27 July 2014

Edumacation, no, education

Have you ever considered how lucky you are that you can read? And by that, I don't mean how lucky you are that you can read this blog. The fact that you are reading it is in your own fault; however, I thank you. But have you ever thought about the gift that you were given when you were sent to school? Or even before that, when someone read to you? Who knew that stringing a series of letters together to create words would open up your world?!

The late Whitney Houston once belted out that learning to love yourself was the greatest gift of all. I would posit that she was wrong. A) Look how that turned out for her and 2) the great gift of all is learning, or in the immortal words of one Homer J. Simpson, 'an edumacation.'

What if you couldn't read? Write? There are still too many of our brothers and sisters around the world that live without those gifts. They are consigned to a life of poverty. Some might argue that since that is the only life they've ever known, what's the deal? Here's the deal - think about that one time the words on a page you were reading leapt out at you, grabbed you, and never let go. Think about that time when you used something you'd learned in school to figure something out. It feels good. Think about being inspired by something you've read that spurned you on to do something. That happened because you could read. Because you'd been to school. The ability to read, to learn - all the gifts of education - are things we should not take for granted.

I just finished reading a book by Adam Braun that has gotten me in a twist about education. He is the founder of Pencils of Promise, an organization, while non-profit, that invites you to invest in education of children around the world. What they are doing makes a difference.

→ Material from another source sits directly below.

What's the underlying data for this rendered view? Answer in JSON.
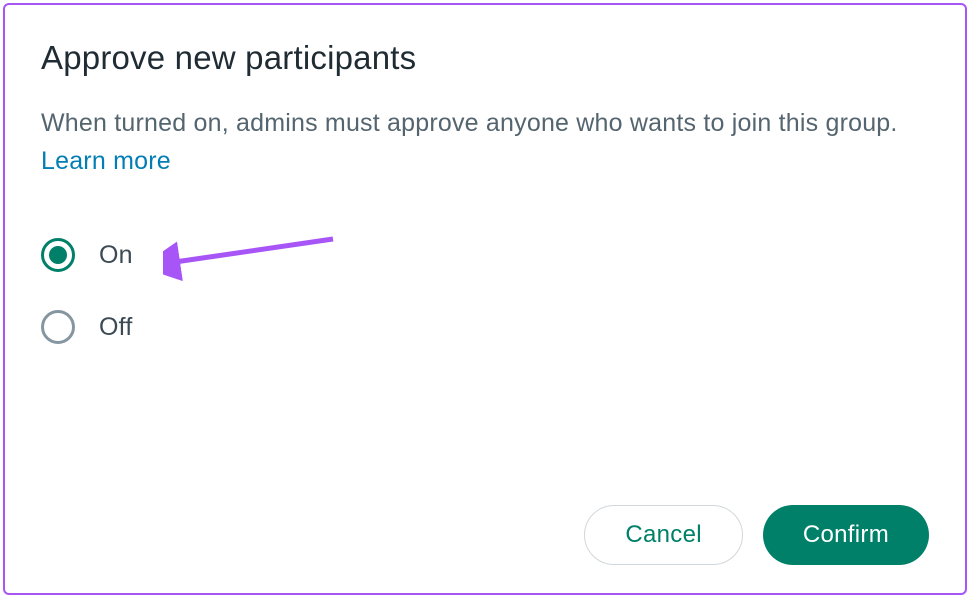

I've added two links to the blog where, if you choose, you can donate to Pencils of Promise or Room to Read, another organization whose goals are to invest in the education of children globally. I don't do this lightly as this blog is not a commercial enterprise (seriously, have you read much here?). I do this in order to share what these two organizations are doing. It is powerful and it is good.

I can't imagine a world where I hadn't learned to read or write. I can't imagine a world where I didn't get to read to my children when they were babies, introducing them to the beauty of the written word. I can't imagine, even in my doughy middle-agedness, not having the opportunity to still learn. How fortunate I've been and how fortunate we are that we have had these opportunities. I count that as a blessing each and every day.

No comments: